Racism functions in a similar way. Brent uses the black people around him as props by which he can demonstrate his own progressiveness – bringing his friend Dom (Doc Brown) to work to “prove” that he is not politically incorrect after he is disciplined for a racist impression of an Asian stereotype (a Chinese man called Ho-Lee Fuk, a character my cinema screening found pretty funny). While Dom is one of the most developed characters (which isn’t saying much) in this film, it sometimes feels as though Gervais is doing the same thing – when Dom excuses Brent for his use of the n-word, the audience is invited to as well, which feels uncomfortable to me.

So, too, does ableism. In what I found to be the most egregiously offensive scene in the film, Brent sings a song called “Please Don’t Make Fun of the Disableds”. The song’s lyrics include references to those “mental in the head or mental in the legs”, “the ones with feeble minds”, “the awkward”, and reminds the listener to “understand you might have to feed the worst ones through a straw: it’s basically a head on a pillow”. Rarely do we hear disabled people dehumanised quite so violently as this. If the joke here is how deeply offensive Brent’s behaviours are, why is he never condemned for his actions? (All that happens at the end of this song are a few pained expressions from bandmates, and an awkward raised pint of semi-thanks from a wheelchair user in the audience.)

No, the joke here is simply the shock of the language, and when you say that shock is funny for shock’s sake, regardless of who you target, you encourage the grimmest forms of oppressive humour. Sadly, the belief that people with severe disabilities are essentially subhuman is far too common to be handled flippantly on screen – never mind perpetuated and left uncriticised. The bad taste of the whole thing rancours even further when you remember Gervais has a history of using ableist language casually. It’s not edgy. It’s lazy, cheap, dated, and appeals to the lowest human impulses.

We also see Brent being occasionally homophobic, and generally inconsiderate towards all those around him. He’s a bad friend, buying people’s time rather than stopping and thinking about how his behaviours make people unhappy to be around him. When Dom, who has consistently and inexplicably supported Brent, starts to become successful, he offers him none of the same kindness and rejects him. He expects endless generosity from his fellow man, but sees no reason why anyone should receive the same from him.

Despite all his stunning flaws, we are meant to love him. “I don’t think there’s any real racism on David’s part,” a band member tells us. “He just doesn’t quite get it.” Clearly, we are meant to agree. On The One Show, Gervais confirmed that he does not see David Brent as genuinely bigoted.

“He’s accidentally offensive.

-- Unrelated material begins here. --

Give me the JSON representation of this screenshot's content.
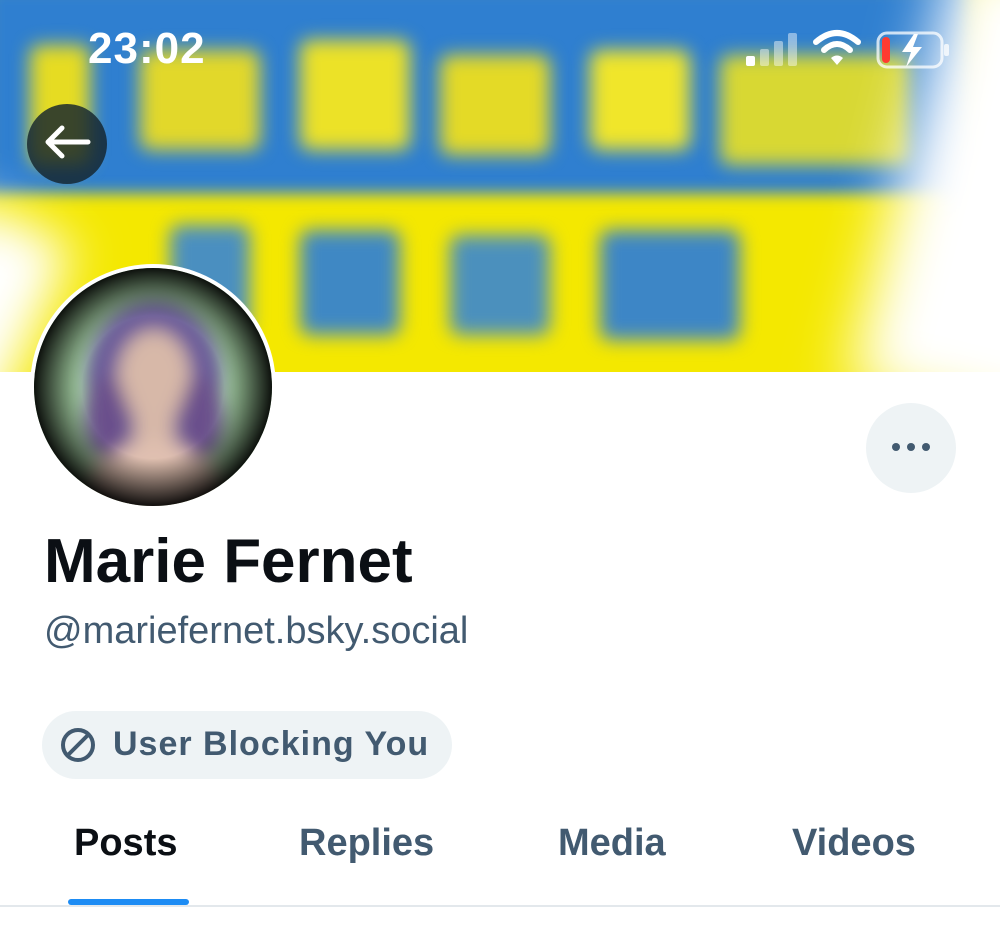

He tries to please everyone, he’s trying to say the right thing, and because he’s not sure . . . It’s about that white, middle-class angst where he knows about political correctness and he doesn’t want to put his foot in it. And he’s not racist, and he’s not homophobic, and he’s not sexist, but he panics, and he digs himself into a hole.”

Let’s be clear, David Brent is all of those things. Life on the Road is not an interrogation of white, middle-class anxiety. It’s a portrayal of a racist, ableist, sexist person who we are encouraged to forgive because he has “good intentions”. I know a saying about good intentions.

When confronted about homophobic impressions, Brent responds, “I never actually specify whether he is a homosexual or not, so that’s in your mind.” Like Dapper Laughs, defences of Brent rest on the idea that if you find him offensive, the joke’s on you – that Brent as a character is actually mocking the Brents of real life. But in Life on the Road, it’s too unclear where the joke truly lies, and Brent is simply let off too easy. Personally, I wish I’d stuck to re-watching The Office.

Anna Leszkiewicz is a pop culture writer at the New Statesman.